Nameer Khan: In the retail industry, you will soon see carbon labelling, which will show you the carbon emissions for specific products. This requires open data, which is also coming in the region.

Audience 1: Do you see any energy providers getting into payments that could solve both sustainability as well as fintech, enabling socially responsible payments?

Nameer Khan: Many energy players are leveraging payments to enable offsetting, and they are also investing into fintechs that are focused on sustainability.

J K Khalil: Companies in larger markets of USA and Europe, have facilitated consumers to sell back to the grid, for over a decade. We are probably lacking in more regulatory oversight and proper policies that incentivise good behaviour versus bad behaviours. Consumers should not pay premium prices for green products, but instead more for the ‘red’ products.

Nameer Khan: Unfortunately, the cost of producing a green product is higher.

Salmaan Jaffery: We need more nuclear energy, but it’s a debt agenda globally, particularly in Europe.

Nameer Khan: R&D funds are moving towards nuclear energy. And nano nuclear is coming, which is the cheapest and cleanest form of energy. But you need to be able to pay that green premium to increase the economies of scale so that it becomes cheaper in the long run for everybody.

Audience 2: Is there is a development of silos, with China payments ecosystem, Indian payments ecosystem; Mastercard and Visa in the developed world. What will the future look like?

J K Khalil: I don’t think MasterCard and Visa have dominance in the developed nations. In the US, there are at least five ecosystems only in one market. I think you’re referring to the localization of payment ecosystems, which is a true trend. The fact that local ecosystems are now evolving and localizing domestic payment systems or building domestic payment systems is not necessarily a bad thing.  I see the whole industry moving upwards in its evolution and maturity.

Audience 3: What are your thoughts on the crypto ecosystem?

Salmaan Jaffery: Certain elements of the decentralized digital tokenization assets and crypto are here to stay. There is no shortage of startups and innovation in the space, but the rate at which they become integrated with the financial system will vary.  Within the regulated space, you can be an exchange, a market maker. Or you can be a broker or an intermediary, just like in traditional finance. And finally, you can be an asset manager, buying, holding and trading equities and fixed income and derivatives. You can also be a payment company, and in the last 12 months, they have been providing the rails on and off ramps from fiat to crypto. Note that the entire innovation and fintech space is a lot easier to do in the B2B space than it is in the in the end consumer.

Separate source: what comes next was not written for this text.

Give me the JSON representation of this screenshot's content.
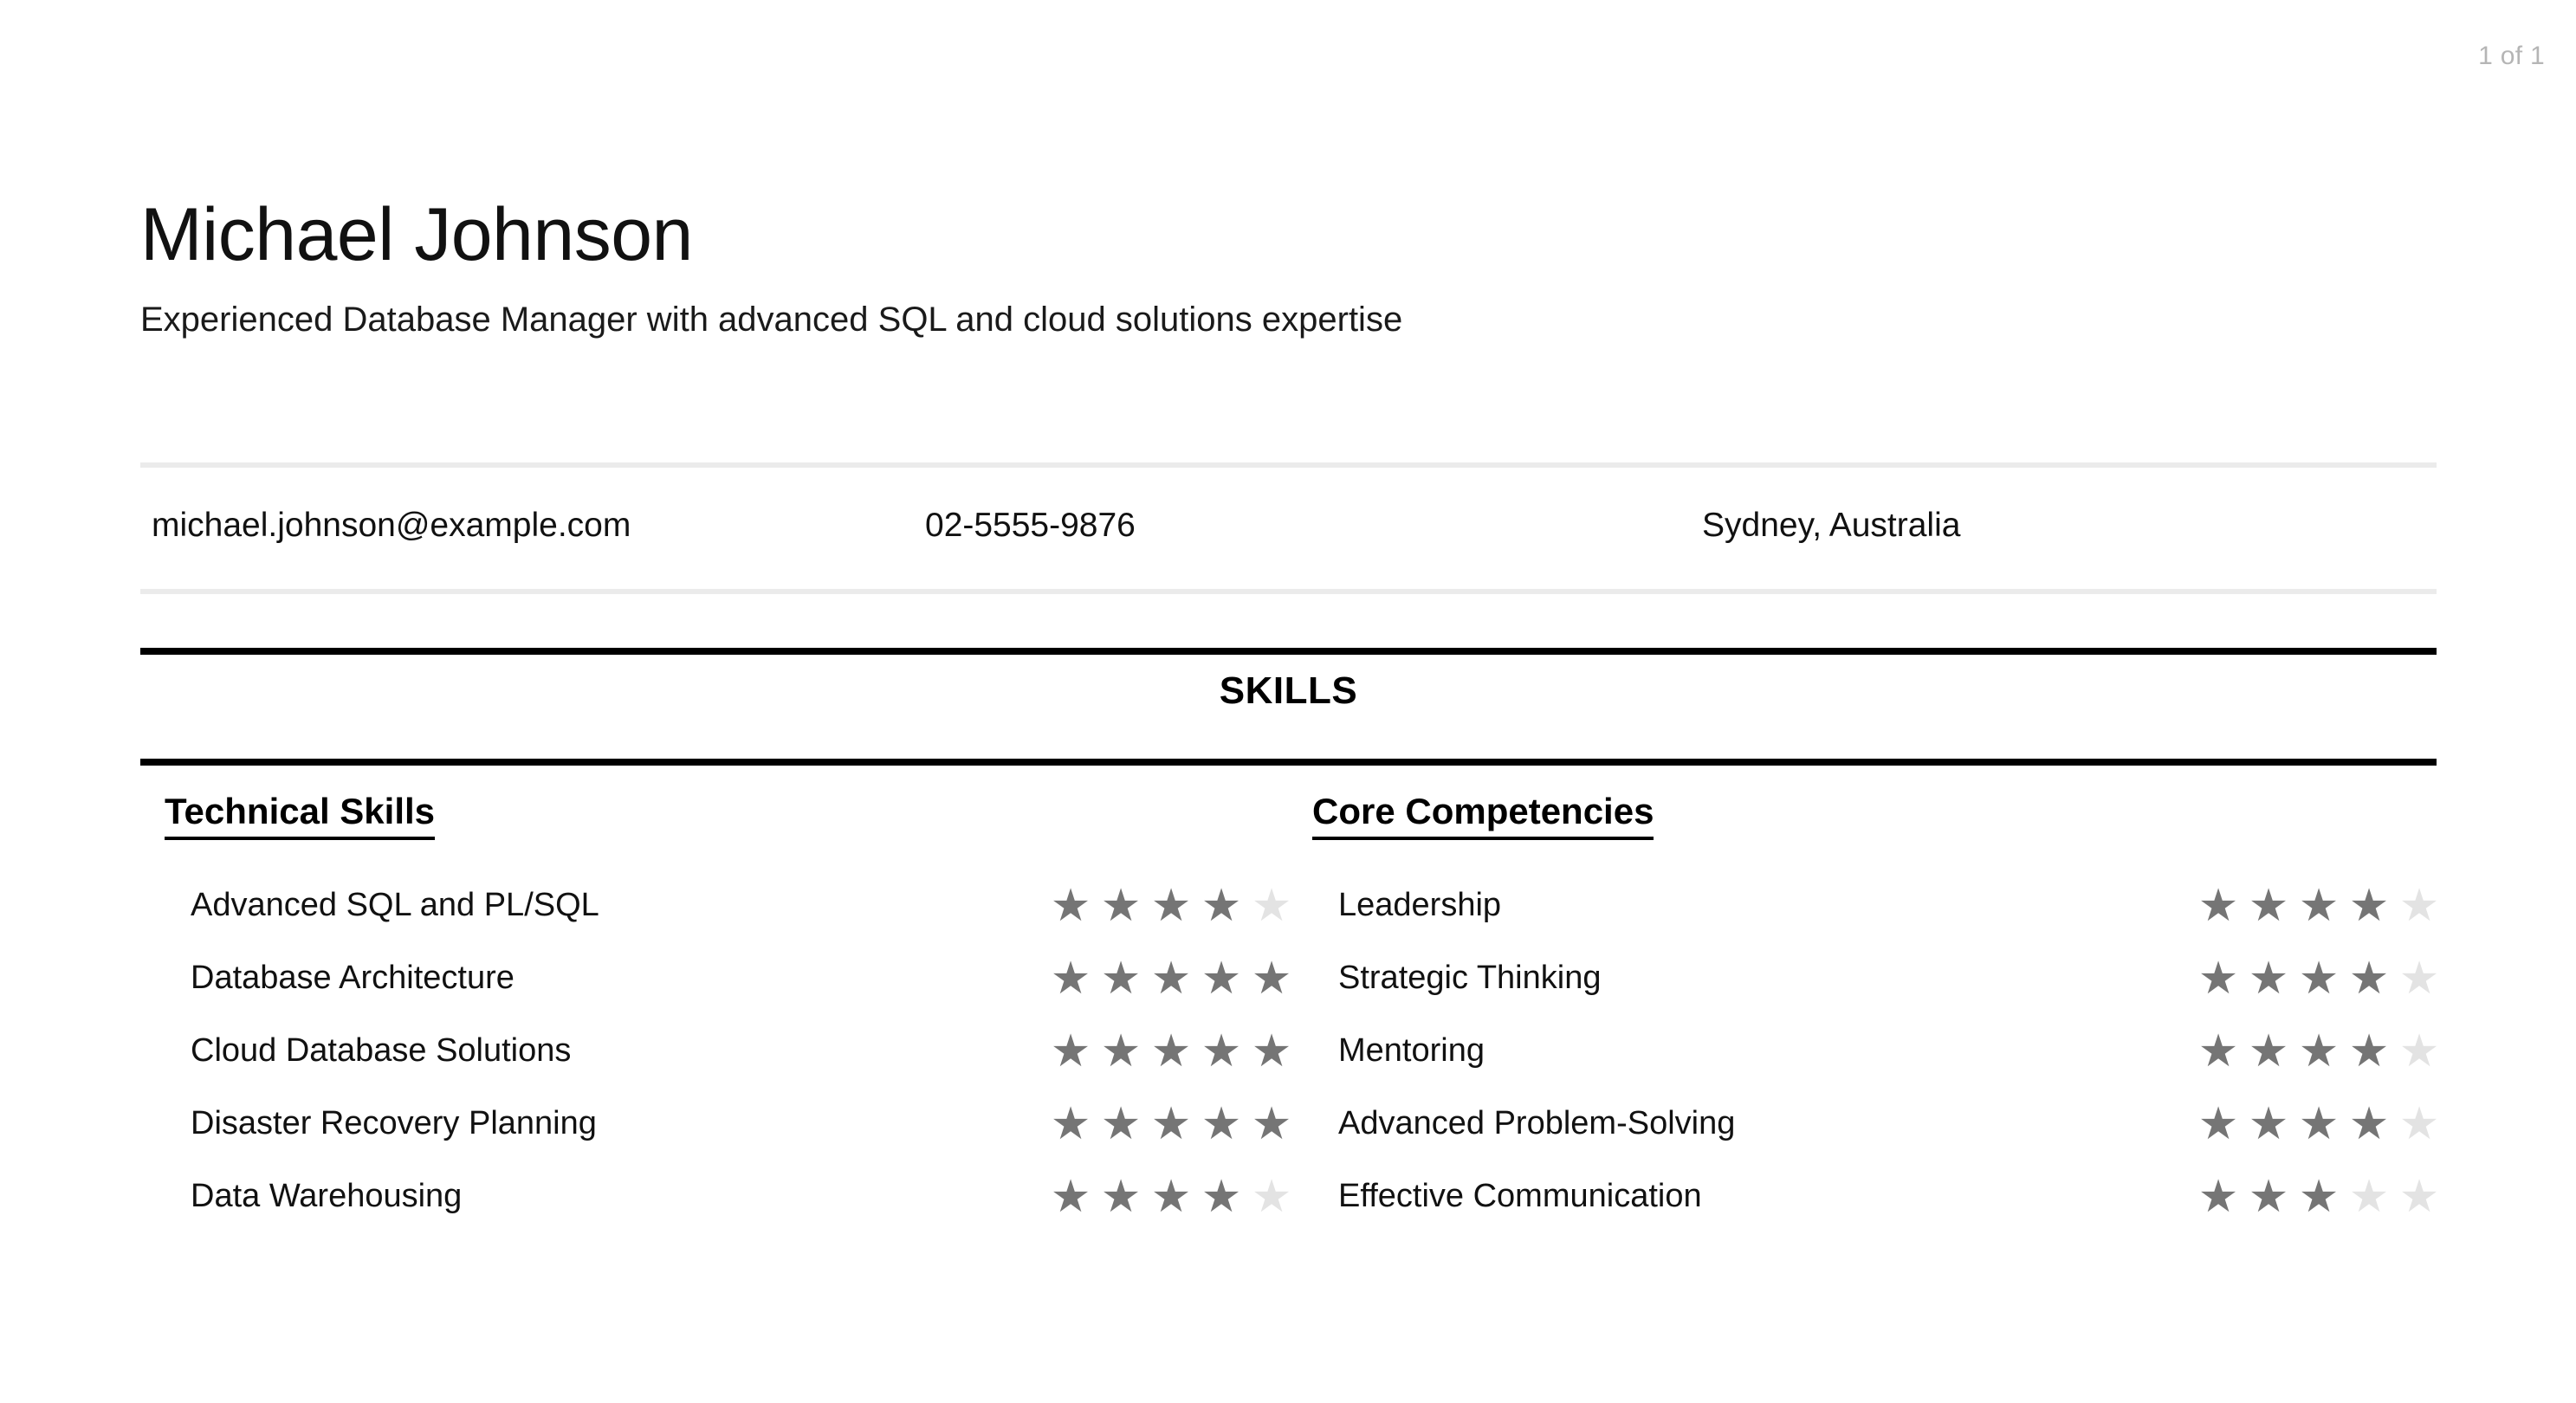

J K Khalil: Banks will be very cautious about touching crypto unless you’re doing it from an asset management side of the business.

Audience 4:  What would you say to the government to ensure that UAE succeeds as a hub for fintech?

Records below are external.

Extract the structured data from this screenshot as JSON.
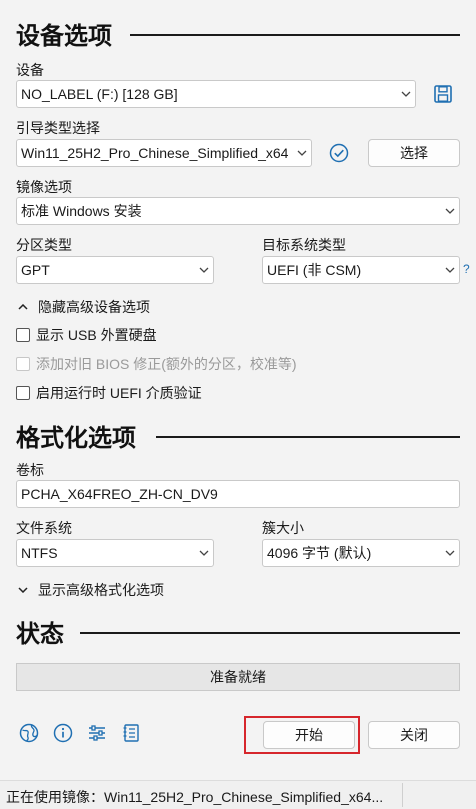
{
  "device_section": {
    "title": "设备选项"
  },
  "device": {
    "label": "设备",
    "value": "NO_LABEL (F:) [128 GB]"
  },
  "boot": {
    "label": "引导类型选择",
    "value": "Win11_25H2_Pro_Chinese_Simplified_x64",
    "select_button": "选择"
  },
  "image_option": {
    "label": "镜像选项",
    "value": "标准 Windows 安装"
  },
  "partition": {
    "label": "分区类型",
    "value": "GPT"
  },
  "target": {
    "label": "目标系统类型",
    "value": "UEFI (非 CSM)",
    "help": "?"
  },
  "advanced_device": {
    "toggle": "隐藏高级设备选项",
    "options": [
      {
        "label": "显示 USB 外置硬盘",
        "checked": false,
        "enabled": true
      },
      {
        "label": "添加对旧 BIOS 修正(额外的分区，校准等)",
        "checked": false,
        "enabled": false
      },
      {
        "label": "启用运行时 UEFI 介质验证",
        "checked": false,
        "enabled": true
      }
    ]
  },
  "format_section": {
    "title": "格式化选项"
  },
  "volume": {
    "label": "卷标",
    "value": "PCHA_X64FREO_ZH-CN_DV9"
  },
  "filesystem": {
    "label": "文件系统",
    "value": "NTFS"
  },
  "cluster": {
    "label": "簇大小",
    "value": "4096 字节 (默认)"
  },
  "advanced_format": {
    "toggle": "显示高级格式化选项"
  },
  "status_section": {
    "title": "状态"
  },
  "status": {
    "text": "准备就绪",
    "progress": 0
  },
  "actions": {
    "start": "开始",
    "close": "关闭"
  },
  "icons": [
    "globe-icon",
    "info-icon",
    "settings-sliders-icon",
    "log-icon"
  ],
  "colors": {
    "accent": "#1f6fb2",
    "highlight": "#d6262c"
  },
  "footer": {
    "text": "正在使用镜像：Win11_25H2_Pro_Chinese_Simplified_x64..."
  }
}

Salmaan Jaffery: Opening of bank accounts needs to be much easier. It is a tiny operational procedure on the face of it, but it has massive impact on things ranging from the ability of fintechs to scale and be successful and come to the UAE, to hire people, etc. There is a mismatch between the ambition that the UAE projects globally, and the reality on the ground, in terms of ease of business.

A bank may or may not take on a fintech client for a variety of reasons, but these include the fact that the company is small, and not profitable. Or it is not consistent with the bank’s risk profile. The company may even compete with the bank for payments. But banks are also unsure about the regulatory response they will get from the US Central Bank, which has a daunting task. We just went through FATF review at the UAE level, which also has a massive sovereign impact and can have repercussions on correspondent banking relationships. There is a lot at stake here and it is complex. The answer is not policy per se. We need more clarity and working together between the financial institutions and the regulators to make sure that everyone is aligned on what constitutes a real risk. Also, to be noted that SMEs are not the same as fintechs. A small company that’s a tech startup is not a SME. This is a common mistake, and we use the term SMEs very loosely.